‘After your interview the panel will grade you on your performance at the interview. Based upon this grading the Admissions Tutor for Undergraduate Medicine will then make the final decision as to whether you are offered a place on the course, held on a reserve list or rejected.  You will normally be notified of this decision through UCAS within three weeks of the date of your interview.’

Why Sheffield?

Sheffield is a well regarded city with a big University. The Medical School was founded in 1828 and has many prestigious alumni including Hans Kreb – who was Professor of Biochemistry and discovered the Kreb’s cycle. Student accommodation is good and relatively cheap and is close to the Medical School.

It is a systems based integrated course.

Keele Medical School

Keele are changing the format of the interviews to multiple mini interviews (MMIs), where candidates undertake a series of short interview stations. The MMI will include a series of nine 5-minute stations plus two 5-minute rests. They will use a range of station formats.

The Multiple Mini Interview, in addition to forming an overall impression of the student, will be assessing in particular the following areas:

• Experiences informing your decision to pursue a medical career   i.e – why you want to be a doctor, your work experience, evidence of commitment to community

• Professionalism – key qualities of a doctor, duties of a doctor

• Ethical awareness   – medical ethics

• Empathy & insight [possibly role play with an actor/actress]

• Clinical communication

• Responsibilities of a doctor

• Resilience   [how you handle stress]

• Clinical data handling   [may be given an a paper to interpret and discuss]

Why Keele?

Keele has a beautiful University campus. It is the largest University campus and occupies a 617 acre estate and Keele Hall one of the main University buildings is a ancient beautiful grade two listed building.

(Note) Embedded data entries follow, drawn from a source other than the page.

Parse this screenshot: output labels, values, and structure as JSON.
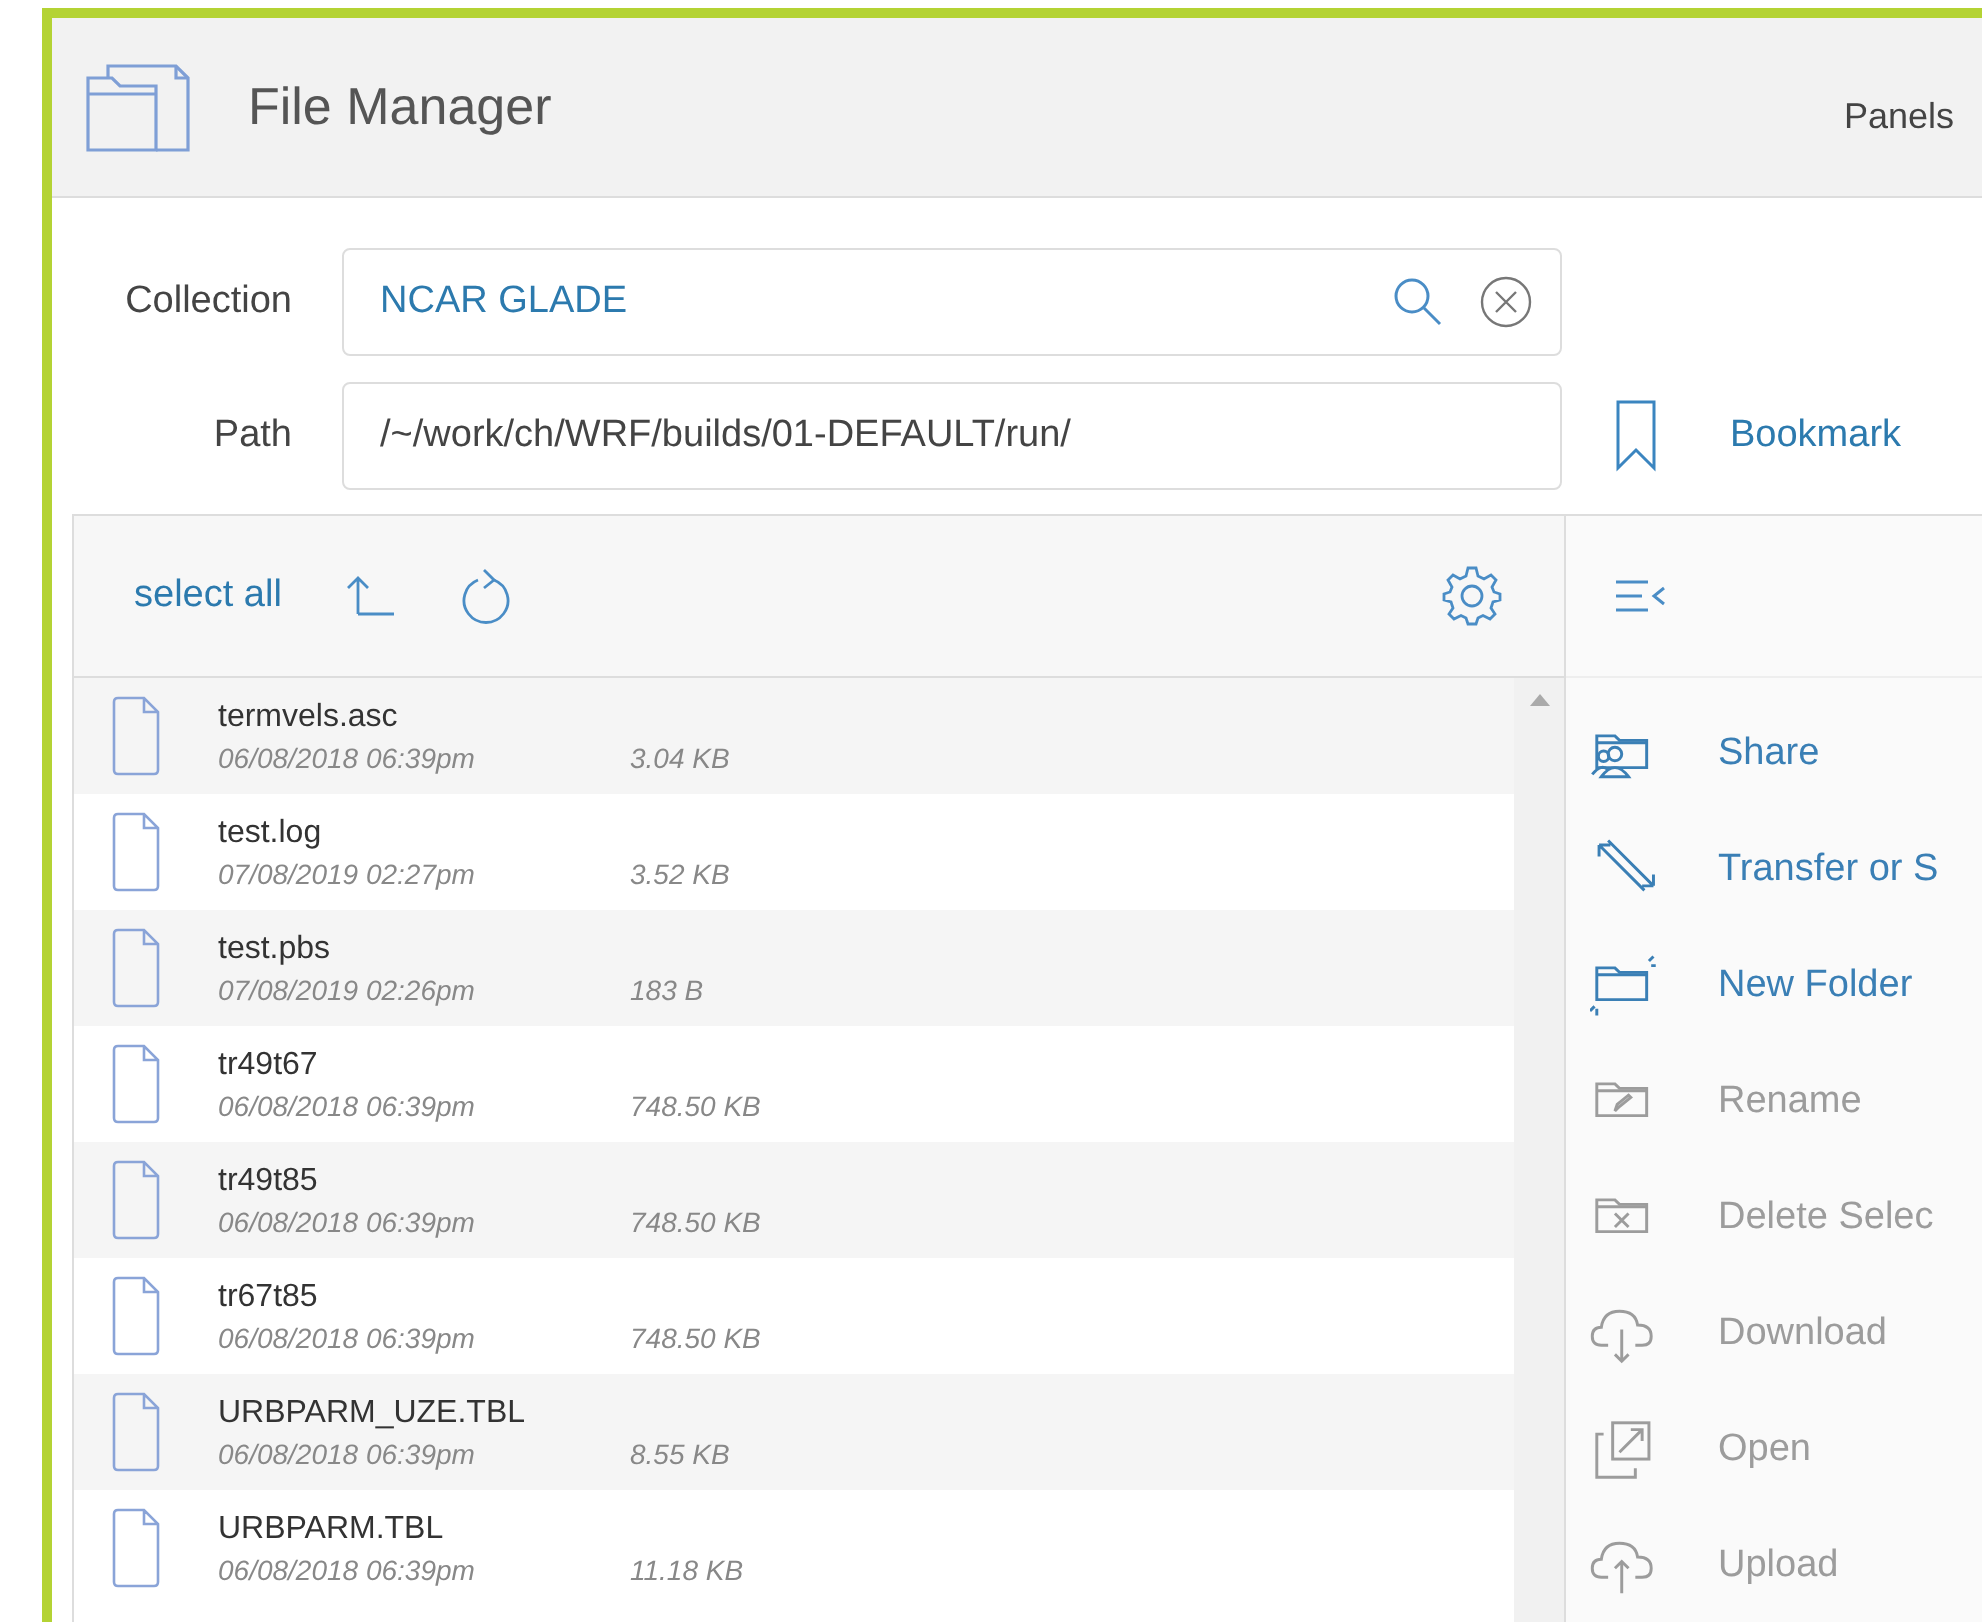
{
  "header": {
    "title": "File Manager",
    "panels_label": "Panels"
  },
  "collection": {
    "label": "Collection",
    "value": "NCAR GLADE"
  },
  "path": {
    "label": "Path",
    "value": "/~/work/ch/WRF/builds/01-DEFAULT/run/",
    "bookmark_label": "Bookmark"
  },
  "toolbar": {
    "select_all": "select all"
  },
  "files": [
    {
      "name": "termvels.asc",
      "modified": "06/08/2018 06:39pm",
      "size": "3.04 KB"
    },
    {
      "name": "test.log",
      "modified": "07/08/2019 02:27pm",
      "size": "3.52 KB"
    },
    {
      "name": "test.pbs",
      "modified": "07/08/2019 02:26pm",
      "size": "183 B"
    },
    {
      "name": "tr49t67",
      "modified": "06/08/2018 06:39pm",
      "size": "748.50 KB"
    },
    {
      "name": "tr49t85",
      "modified": "06/08/2018 06:39pm",
      "size": "748.50 KB"
    },
    {
      "name": "tr67t85",
      "modified": "06/08/2018 06:39pm",
      "size": "748.50 KB"
    },
    {
      "name": "URBPARM_UZE.TBL",
      "modified": "06/08/2018 06:39pm",
      "size": "8.55 KB"
    },
    {
      "name": "URBPARM.TBL",
      "modified": "06/08/2018 06:39pm",
      "size": "11.18 KB"
    }
  ],
  "actions": [
    {
      "kind": "share",
      "label": "Share",
      "disabled": false
    },
    {
      "kind": "transfer",
      "label": "Transfer or S",
      "disabled": false
    },
    {
      "kind": "new-folder",
      "label": "New Folder",
      "disabled": false
    },
    {
      "kind": "rename",
      "label": "Rename",
      "disabled": true
    },
    {
      "kind": "delete",
      "label": "Delete Selec",
      "disabled": true
    },
    {
      "kind": "download",
      "label": "Download",
      "disabled": true
    },
    {
      "kind": "open",
      "label": "Open",
      "disabled": true
    },
    {
      "kind": "upload",
      "label": "Upload",
      "disabled": true
    }
  ]
}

Most students live on campus. It is famous for having excellent on site entertainment every day of the week. As a small medical school there is a community feel. It is surrounded by beautiful countryside

As a modern medical school it has new, up to date facilities. The Keele curriculum is an innovative modern medical curriculum. It is integrated and includes problem based learning. It is a spiral course which means that subjects are re visited in greater depth as you progress through the medical school. It uses cadavers and dissection in the teaching of anatomy. There is patient contact from the first term